As you know, each node in Zold continuously calculates a trust score, by finding hash suffixes (the White Paper explains the mechanism in details). All scores together constitute a summary score, which is called NScore (network score). Here is how it affects the decisions to be made by Zold users.

Trust score is used by Zold merge operation in order to make a decision which copy of a wallet to trust more. Each node earns its score by finding hash suffixes. It’s not important now how exactly it happens, just keep in mind that the faster (and the more expensive) is the CPU at the server, the higher the score.

Now, imagine a network of just two nodes, which have two different copies of the same wallet. The first copy has money, while the second doesn’t. I’m fetching both copies and trying to merge them. Which copy should Zold software trust? It will trust the copy which is coming from a more trustable node—the node with a higher score.

Now, imagine a network of two hundred nodes. They all have different copies of the same wallet. One group of nodes has a copy with money, while another group of nodes says that the wallet is empty. I fetch them all and want to merge. Which version of the wallet should Zold trust? It will trust the version that is coming from the group of nodes with the highest cummulative score.

This is how we find consensus between conflicting data sources. We simply trust those who invest more CPU power into calculating the score. This principle is also known as proof-of-work.

Now, imagine a network of an unknown amount of nodes, which all have copies of the wallet. I fetch it from, say, 10 nodes and all copies are identical—the wallet has money. Can I trust this data? What if the rest of the network has an empty copy of the wallet? I can’t really say, since I don’t know the size of the network and the scores of the nodes I don’t see.

In order to give an answer to this question we introduce NScore, which stands for the “network score.” This is an approximate summary of all scores of all nodes. When I fetch the wallet from 10 nodes I know their summary score. Then I simply compare it with the NScore and decide whether I trust the data or not. If the summary score of ten nodes is over 50% of NScore, I trust without any doubts, because no matter what all other nodes say, the cumulative score of the copy I have is higher.

If the cumulative score of the nodes, which I fetched the wallet from, is lower than 50% of NScore, I have to make a decision whether I trust the data or not. It has to be my personal decision and it should be based on… the monetary value of the payment I’m expecting.

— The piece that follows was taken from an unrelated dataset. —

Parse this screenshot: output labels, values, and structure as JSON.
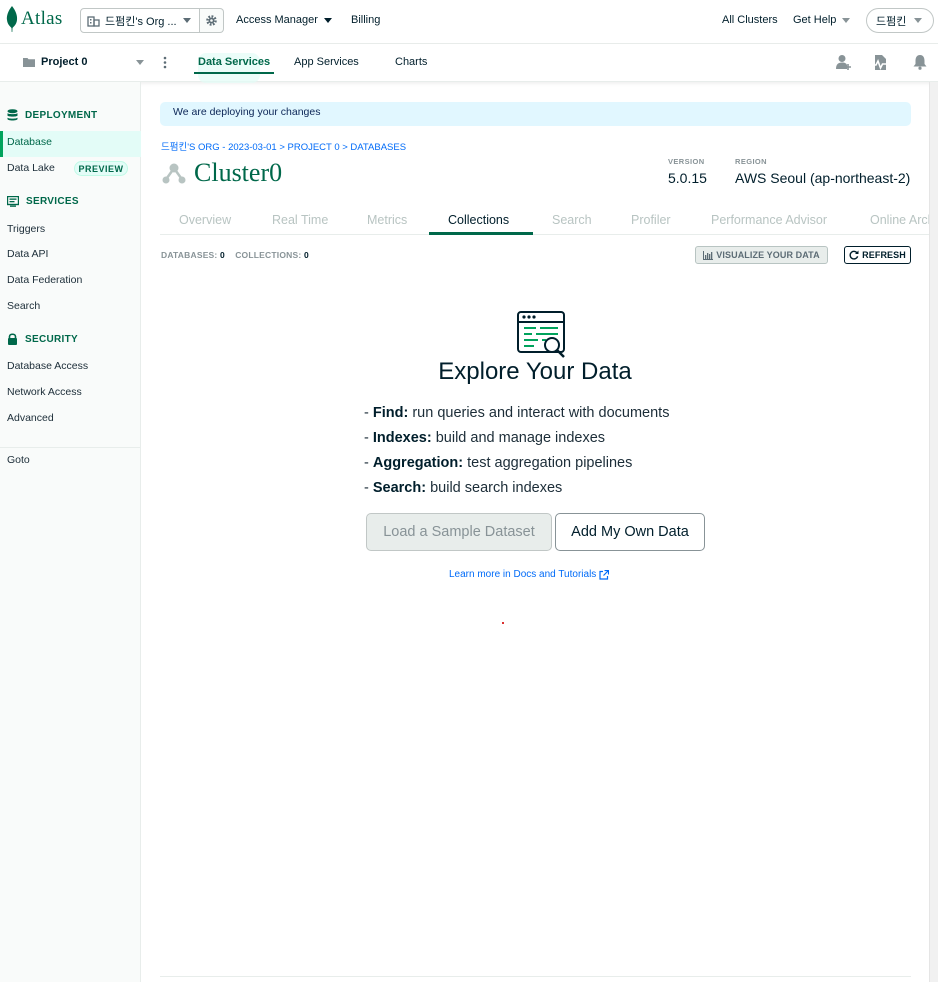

I simply have to compare the total cost of the network with the amount of payment I’m trying to validate and make a subjective decision. For example, the payment amount is 4.95 ZLD, one ZLD worth one US dollar, total cost of the network is $5,000, and NScore is 12,800. Now, I’m fetching the wallet from a few nodes with a cummulative score of 160, which is 1.25% of NScore. In this case, the biggest payment amount I can trust is 1.25% of $5,000, which is $62.50. Since my expected payment amount is lower than this threshold, I can trust those few nodes. No need to fetch the wallet from the entire network.

Check this page, it demonstrates our current NScore and the cost of the network.